◆ **Task prompt**:
Down to the last character, write out the records below.

◆ **Working data**:
□ □ □ □
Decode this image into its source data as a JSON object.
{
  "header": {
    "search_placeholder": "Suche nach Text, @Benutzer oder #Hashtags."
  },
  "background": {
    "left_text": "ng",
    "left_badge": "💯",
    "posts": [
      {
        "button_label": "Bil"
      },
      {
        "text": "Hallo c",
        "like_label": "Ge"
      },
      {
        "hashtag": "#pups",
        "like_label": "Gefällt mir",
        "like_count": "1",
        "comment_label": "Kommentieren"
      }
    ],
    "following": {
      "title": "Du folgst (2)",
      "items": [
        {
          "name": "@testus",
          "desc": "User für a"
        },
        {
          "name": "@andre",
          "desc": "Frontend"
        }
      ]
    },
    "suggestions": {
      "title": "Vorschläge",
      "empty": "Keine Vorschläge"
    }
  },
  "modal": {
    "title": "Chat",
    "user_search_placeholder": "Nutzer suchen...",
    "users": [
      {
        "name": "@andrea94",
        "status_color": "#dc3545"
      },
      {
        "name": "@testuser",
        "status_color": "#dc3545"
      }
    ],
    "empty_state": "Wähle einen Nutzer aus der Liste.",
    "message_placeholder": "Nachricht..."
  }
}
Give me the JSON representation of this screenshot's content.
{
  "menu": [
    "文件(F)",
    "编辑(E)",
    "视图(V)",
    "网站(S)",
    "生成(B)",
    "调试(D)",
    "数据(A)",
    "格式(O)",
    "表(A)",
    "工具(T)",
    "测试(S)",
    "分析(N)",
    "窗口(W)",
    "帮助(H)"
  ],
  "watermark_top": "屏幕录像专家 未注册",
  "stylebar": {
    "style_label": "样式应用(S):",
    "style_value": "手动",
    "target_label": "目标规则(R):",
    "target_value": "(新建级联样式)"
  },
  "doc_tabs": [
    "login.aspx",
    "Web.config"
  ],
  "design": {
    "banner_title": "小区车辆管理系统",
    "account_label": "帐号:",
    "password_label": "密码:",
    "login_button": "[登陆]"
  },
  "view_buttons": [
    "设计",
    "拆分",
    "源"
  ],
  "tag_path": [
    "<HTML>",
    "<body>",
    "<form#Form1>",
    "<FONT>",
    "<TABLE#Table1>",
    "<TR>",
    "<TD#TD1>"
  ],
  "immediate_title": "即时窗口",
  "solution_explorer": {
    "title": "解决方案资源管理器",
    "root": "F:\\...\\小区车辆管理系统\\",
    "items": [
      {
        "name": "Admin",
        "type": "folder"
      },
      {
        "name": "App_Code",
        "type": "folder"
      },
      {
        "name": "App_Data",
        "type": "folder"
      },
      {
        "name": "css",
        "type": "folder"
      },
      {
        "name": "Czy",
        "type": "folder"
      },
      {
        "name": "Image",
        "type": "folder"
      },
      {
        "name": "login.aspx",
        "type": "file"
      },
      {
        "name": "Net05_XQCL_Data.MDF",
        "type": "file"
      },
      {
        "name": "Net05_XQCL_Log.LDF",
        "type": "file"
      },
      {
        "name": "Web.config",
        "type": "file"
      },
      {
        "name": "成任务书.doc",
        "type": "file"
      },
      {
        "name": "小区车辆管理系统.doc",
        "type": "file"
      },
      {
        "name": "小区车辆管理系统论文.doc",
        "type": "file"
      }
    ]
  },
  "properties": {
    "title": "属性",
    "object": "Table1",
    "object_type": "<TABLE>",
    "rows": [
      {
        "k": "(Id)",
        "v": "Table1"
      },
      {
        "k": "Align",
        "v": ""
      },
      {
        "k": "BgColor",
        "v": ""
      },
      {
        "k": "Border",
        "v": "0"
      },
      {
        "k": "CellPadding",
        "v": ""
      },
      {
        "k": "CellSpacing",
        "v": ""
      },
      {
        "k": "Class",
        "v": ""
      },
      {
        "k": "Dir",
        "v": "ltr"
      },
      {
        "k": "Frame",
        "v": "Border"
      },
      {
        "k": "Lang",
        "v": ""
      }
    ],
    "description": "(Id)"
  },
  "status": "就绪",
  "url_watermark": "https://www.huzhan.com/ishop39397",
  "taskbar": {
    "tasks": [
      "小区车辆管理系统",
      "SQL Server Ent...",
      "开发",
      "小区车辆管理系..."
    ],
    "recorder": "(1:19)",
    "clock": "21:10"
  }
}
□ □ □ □
◆ **Exercise result**:
Decode this image into its source data as a JSON object.
{
  "header": {
    "search_placeholder": "Suche nach Text, @Benutzer oder #Hashtags."
  },
  "background": {
    "left_text": "ng",
    "left_badge": "💯",
    "posts": [
      {
        "button_label": "Bil"
      },
      {
        "text": "Hallo c",
        "like_label": "Ge"
      },
      {
        "hashtag": "#pups",
        "like_label": "Gefällt mir",
        "like_count": "1",
        "comment_label": "Kommentieren"
      }
    ],
    "following": {
      "title": "Du folgst (2)",
      "items": [
        {
          "name": "@testus",
          "desc": "User für a"
        },
        {
          "name": "@andre",
          "desc": "Frontend"
        }
      ]
    },
    "suggestions": {
      "title": "Vorschläge",
      "empty": "Keine Vorschläge"
    }
  },
  "modal": {
    "title": "Chat",
    "user_search_placeholder": "Nutzer suchen...",
    "users": [
      {
        "name": "@andrea94",
        "status_color": "#dc3545"
      },
      {
        "name": "@testuser",
        "status_color": "#dc3545"
      }
    ],
    "empty_state": "Wähle einen Nutzer aus der Liste.",
    "message_placeholder": "Nachricht..."
  }
}
Give me the JSON representation of this screenshot's content.
{
  "menu": [
    "文件(F)",
    "编辑(E)",
    "视图(V)",
    "网站(S)",
    "生成(B)",
    "调试(D)",
    "数据(A)",
    "格式(O)",
    "表(A)",
    "工具(T)",
    "测试(S)",
    "分析(N)",
    "窗口(W)",
    "帮助(H)"
  ],
  "watermark_top": "屏幕录像专家 未注册",
  "stylebar": {
    "style_label": "样式应用(S):",
    "style_value": "手动",
    "target_label": "目标规则(R):",
    "target_value": "(新建级联样式)"
  },
  "doc_tabs": [
    "login.aspx",
    "Web.config"
  ],
  "design": {
    "banner_title": "小区车辆管理系统",
    "account_label": "帐号:",
    "password_label": "密码:",
    "login_button": "[登陆]"
  },
  "view_buttons": [
    "设计",
    "拆分",
    "源"
  ],
  "tag_path": [
    "<HTML>",
    "<body>",
    "<form#Form1>",
    "<FONT>",
    "<TABLE#Table1>",
    "<TR>",
    "<TD#TD1>"
  ],
  "immediate_title": "即时窗口",
  "solution_explorer": {
    "title": "解决方案资源管理器",
    "root": "F:\\...\\小区车辆管理系统\\",
    "items": [
      {
        "name": "Admin",
        "type": "folder"
      },
      {
        "name": "App_Code",
        "type": "folder"
      },
      {
        "name": "App_Data",
        "type": "folder"
      },
      {
        "name": "css",
        "type": "folder"
      },
      {
        "name": "Czy",
        "type": "folder"
      },
      {
        "name": "Image",
        "type": "folder"
      },
      {
        "name": "login.aspx",
        "type": "file"
      },
      {
        "name": "Net05_XQCL_Data.MDF",
        "type": "file"
      },
      {
        "name": "Net05_XQCL_Log.LDF",
        "type": "file"
      },
      {
        "name": "Web.config",
        "type": "file"
      },
      {
        "name": "成任务书.doc",
        "type": "file"
      },
      {
        "name": "小区车辆管理系统.doc",
        "type": "file"
      },
      {
        "name": "小区车辆管理系统论文.doc",
        "type": "file"
      }
    ]
  },
  "properties": {
    "title": "属性",
    "object": "Table1",
    "object_type": "<TABLE>",
    "rows": [
      {
        "k": "(Id)",
        "v": "Table1"
      },
      {
        "k": "Align",
        "v": ""
      },
      {
        "k": "BgColor",
        "v": ""
      },
      {
        "k": "Border",
        "v": "0"
      },
      {
        "k": "CellPadding",
        "v": ""
      },
      {
        "k": "CellSpacing",
        "v": ""
      },
      {
        "k": "Class",
        "v": ""
      },
      {
        "k": "Dir",
        "v": "ltr"
      },
      {
        "k": "Frame",
        "v": "Border"
      },
      {
        "k": "Lang",
        "v": ""
      }
    ],
    "description": "(Id)"
  },
  "status": "就绪",
  "url_watermark": "https://www.huzhan.com/ishop39397",
  "taskbar": {
    "tasks": [
      "小区车辆管理系统",
      "SQL Server Ent...",
      "开发",
      "小区车辆管理系..."
    ],
    "recorder": "(1:19)",
    "clock": "21:10"
  }
}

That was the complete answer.